Joselin Linder is an author who has written books and articles on a wide variety of subjects, from relationships to gamification. She got a ton of attention after a TEDx talk a few years ago where she discussed a deadly genetic disease that runs in her (and only her) family. That talk led to her upcoming memoir about the topic, The Family Gene. We called her up to find out how she made it, and to get her advice for writers.
Joselin Linder’s Advice For Writers
Ploymint: Can you tell me a little bit about yourself and your writing career?
Joselin Linder: I’ve been writing professionally for about ten years. I have a bunch of books that I wrote for hire to start my career, which is a weird experience, but also was helpful in getting to where I am now. I write for the New York Post. I contribute to their book section regularly. I am writing my first book that’s my baby for Harper Collins that’s coming out in February called The Family Gene.
P: How did your very first book happen?

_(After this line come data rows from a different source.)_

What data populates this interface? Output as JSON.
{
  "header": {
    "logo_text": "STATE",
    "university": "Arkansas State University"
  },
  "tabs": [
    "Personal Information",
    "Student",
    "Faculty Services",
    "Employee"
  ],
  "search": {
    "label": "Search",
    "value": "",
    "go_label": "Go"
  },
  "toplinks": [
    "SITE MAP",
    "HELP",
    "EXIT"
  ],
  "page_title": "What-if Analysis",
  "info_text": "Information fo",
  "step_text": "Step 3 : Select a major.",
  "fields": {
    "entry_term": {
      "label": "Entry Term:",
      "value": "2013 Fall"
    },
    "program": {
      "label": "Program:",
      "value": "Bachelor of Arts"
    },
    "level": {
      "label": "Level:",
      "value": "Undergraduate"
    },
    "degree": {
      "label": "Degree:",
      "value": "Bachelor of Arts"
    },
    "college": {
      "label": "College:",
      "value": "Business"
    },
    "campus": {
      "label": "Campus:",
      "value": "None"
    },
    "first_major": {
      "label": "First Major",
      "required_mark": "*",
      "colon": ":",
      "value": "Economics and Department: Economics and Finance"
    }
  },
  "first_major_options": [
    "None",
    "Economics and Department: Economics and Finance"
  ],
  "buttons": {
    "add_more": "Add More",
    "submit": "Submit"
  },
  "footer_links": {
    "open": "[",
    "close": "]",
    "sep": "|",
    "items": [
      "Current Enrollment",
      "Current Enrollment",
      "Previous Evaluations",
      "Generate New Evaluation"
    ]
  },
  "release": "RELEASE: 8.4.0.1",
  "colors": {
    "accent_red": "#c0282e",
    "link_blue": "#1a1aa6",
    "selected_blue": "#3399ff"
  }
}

JL: I helped organize an event for a friend, and I met a literary agent. I was telling her this funny story about how I didn’t date – I just lived with guys. We would just move in immediately. She said, “Would you ever think about writing a book?”
It turns out the way she functioned as a literary agent is she would go to editors and find out book concepts that they were kicking around, where they had titles but they didn’t have writers. So she found one that was called The Good Girl’s Guide to Living in Sin. It was going to be a book about cohabitation. They had the title and they had the concept, but that was it.
She’s like, if I send you some book pitches, would you write one? I found one that was an astrology dating guide. I thought, I can model a pitch on this. I didn’t copy it, but I really used the structure in every way. The agent said, “You don’t have any background to be a writer, but I like your pitch. Can we bring in another writer who’s in the industry?” So she paired me with a woman who was an editor at Bridal Guide. The two of us came in as co-writers. But because I had led the charge, the co-writer thought of herself as the co-writer and that I was the main writer, because she didn’t know that I was just a girl who had met a literary agent at a party! That was really how the whole thing started.
P: What are some of the ups and downs of writing a book with someone else?
JL: I’ve written four books with two different co-writers. I like that process because I’m really social, and writing is really lonely. I liken it to when I used to work in theater. I like that group building of a project, putting up a show. Co-writing was great in that way.
I’ve had a lot of people say, I have this great idea to write a book about locusts or whatever. I’m like, oh, that’s awesome. Why you? That’s going to be the publisher’s first question: Why should you write that book? It’s a good idea, but who are you that you should write that book? It’s either you have a big audience, or people trust your knowledge of locusts, or whatever your thing is.
When I was first starting, there was no reason to trust me as a writer – I had never written anything. I have said to people, find a co-writer. If that’s your passion project, find somebody who’s a scientist, or who’s a writer, or somebody who’s in that world.
P: Any other advice for writers?
JL: I have this pocket full of advice that I’ve given to a lot of people. I have three things. The third thing that everybody who wants to be a writer should do is read. You should be reading all the time, and you should be reading the things you are interested in writing. Sometimes when you really want something, it’s hard to bring yourself to read other people who are doing it, because of the jealousy. You have to get rid of that, because there’s plenty of room for everybody. There really isn’t a competition. It makes you a better writer to be read good writing that’s in the style of things you want to write.
The second thing I tell everybody is, you always have to write. I get e-mails constantly that are like, “I have a great idea for a story. It’s okay, you can have it.” And I just want to be like, “Do you realize how many ideas I have that I’m not writing?” People get confused like it’s an issue of ideas. Everybody has ideas for things to write. The issue is just doing it, and making it a part of your life.
Having content is a big deal. It can be so beneficial, especially if you live in a place like New York where you’re surrounded by people who write. If you run into somebody at a party and they’re like, “Do you want to write a book about cohabitation?”, if you’re ready to either write that thing or share something that’s similar so they have a sense of your writing immediately, you have such a better shot at getting that book than if you’re like, “Oh, I’ll think about that for a little while.” Have writing, and be writing all the time. Have it not be a big deal if somebody says, “Go home and write me a forty-page pitch.” Be ready.
My last thing is, you have to live. You have to be engaged in the world and in life, and I think sometimes it’s really easy to not do that. There’s so much to do, and it’s imperative that we do it and we realize that actually is a part of any art. We forget that there are so many other ways to be inspired than Netflix and nothing [laughs]. In that order – read, write, and live your life. That’s my advice for writers.